A new memo from the Congressional Research Service explains that the next president cannot simply stop ObamaCare ("PPACA") by executive order:
[A] president would not appear to be able to issue an executive order halting statutorily required programs or mandatory appropriations for a new grant or other program in PPACA, and there are a variety of different types of these programs. Such an executive order would likely conflict with an explicit congressional mandate and be viewed "incompatible with the express...will of Congress"...However, there may be instances where PPACA leaves discretion to the Secretary to take actions to implement a mandatory program, and...an executive order directing the Secretary to take particular actions may be analyzed as within or beyond the President's powers to provide for the direction of the executive branch.
In other words, the worst elements of ObamaCare -- the government price controls it imposes on health insurance, the individual mandate, and the new spending on health-insurance entitlements -- are "statutorily required programs" that, say, President Romney cannot repeal or even halt by executive order.
However, there is one executive order that could effectively block ObamaCare, and that lies well within the president's powers.

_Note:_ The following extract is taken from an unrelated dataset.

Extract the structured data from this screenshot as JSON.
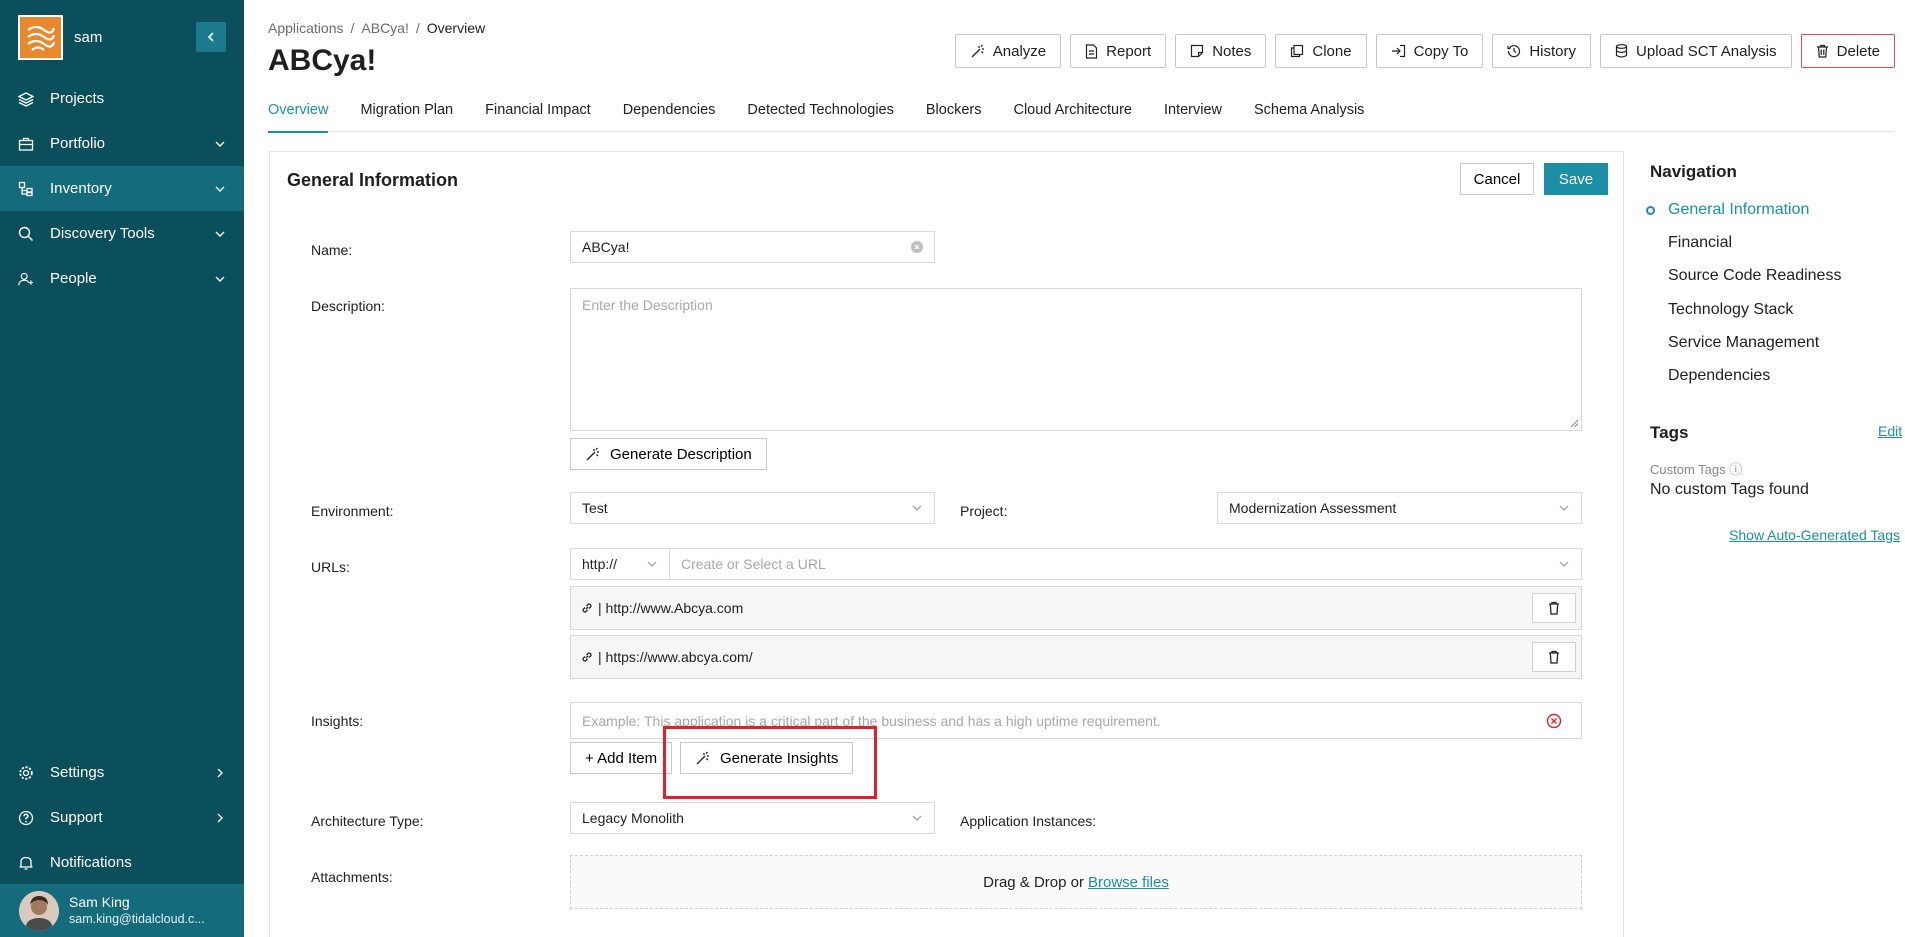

The Obama administration has issued a proposed IRS rule that would offer "premium assistance" (a hybrid of tax credits and outlays) in health insurance "exchanges" created by the federal government. The only problem is, ObamaCare only authorizes these tax credits and outlays in "an Exchange established by the State." The administration did so because without premium assistance, ObamaCare will collapse, at least in states that do not create their own Exchanges. Yet the executive branch does not have the power to create new tax credits and outlays. Only Congress does. So if the final version of this IRS rule offers premium assistance in federal Exchanges, it will clearly exceed the authority that Congress and the Constitution have delegated to the executive branch.
In that case, the next president could issue an executive order directing the IRS either not to offer premium assistance in federal Exchanges or to rescind this rule and draft a new one that does not. The U.S. Constitution demands that the president "take Care that the Laws be faithfully executed." Such an executive order therefore lies clearly within the president's constitutional powers: it would ensure the faithful execution of the laws by preventing the executive from usurping Congress' legislative powers.

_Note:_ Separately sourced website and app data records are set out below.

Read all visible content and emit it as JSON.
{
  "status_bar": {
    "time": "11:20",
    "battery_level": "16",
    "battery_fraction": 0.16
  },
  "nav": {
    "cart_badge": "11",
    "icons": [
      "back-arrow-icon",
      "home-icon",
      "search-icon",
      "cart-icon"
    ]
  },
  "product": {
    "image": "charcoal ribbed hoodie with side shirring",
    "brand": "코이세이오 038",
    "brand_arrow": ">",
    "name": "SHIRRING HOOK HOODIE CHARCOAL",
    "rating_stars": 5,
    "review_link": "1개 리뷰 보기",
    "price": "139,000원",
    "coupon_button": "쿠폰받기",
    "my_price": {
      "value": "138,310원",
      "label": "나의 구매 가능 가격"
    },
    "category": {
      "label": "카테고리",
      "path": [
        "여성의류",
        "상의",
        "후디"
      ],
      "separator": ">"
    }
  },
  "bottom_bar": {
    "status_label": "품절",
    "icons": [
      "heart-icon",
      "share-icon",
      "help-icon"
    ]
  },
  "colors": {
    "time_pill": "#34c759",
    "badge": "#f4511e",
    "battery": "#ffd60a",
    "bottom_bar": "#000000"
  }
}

While such an executive order would not repeal ObamaCare, as Jonathan Adler and I explain in this Wall Street Journal oped, it would "block much of ObamaCare's spending and practically force Congress to reopen the law."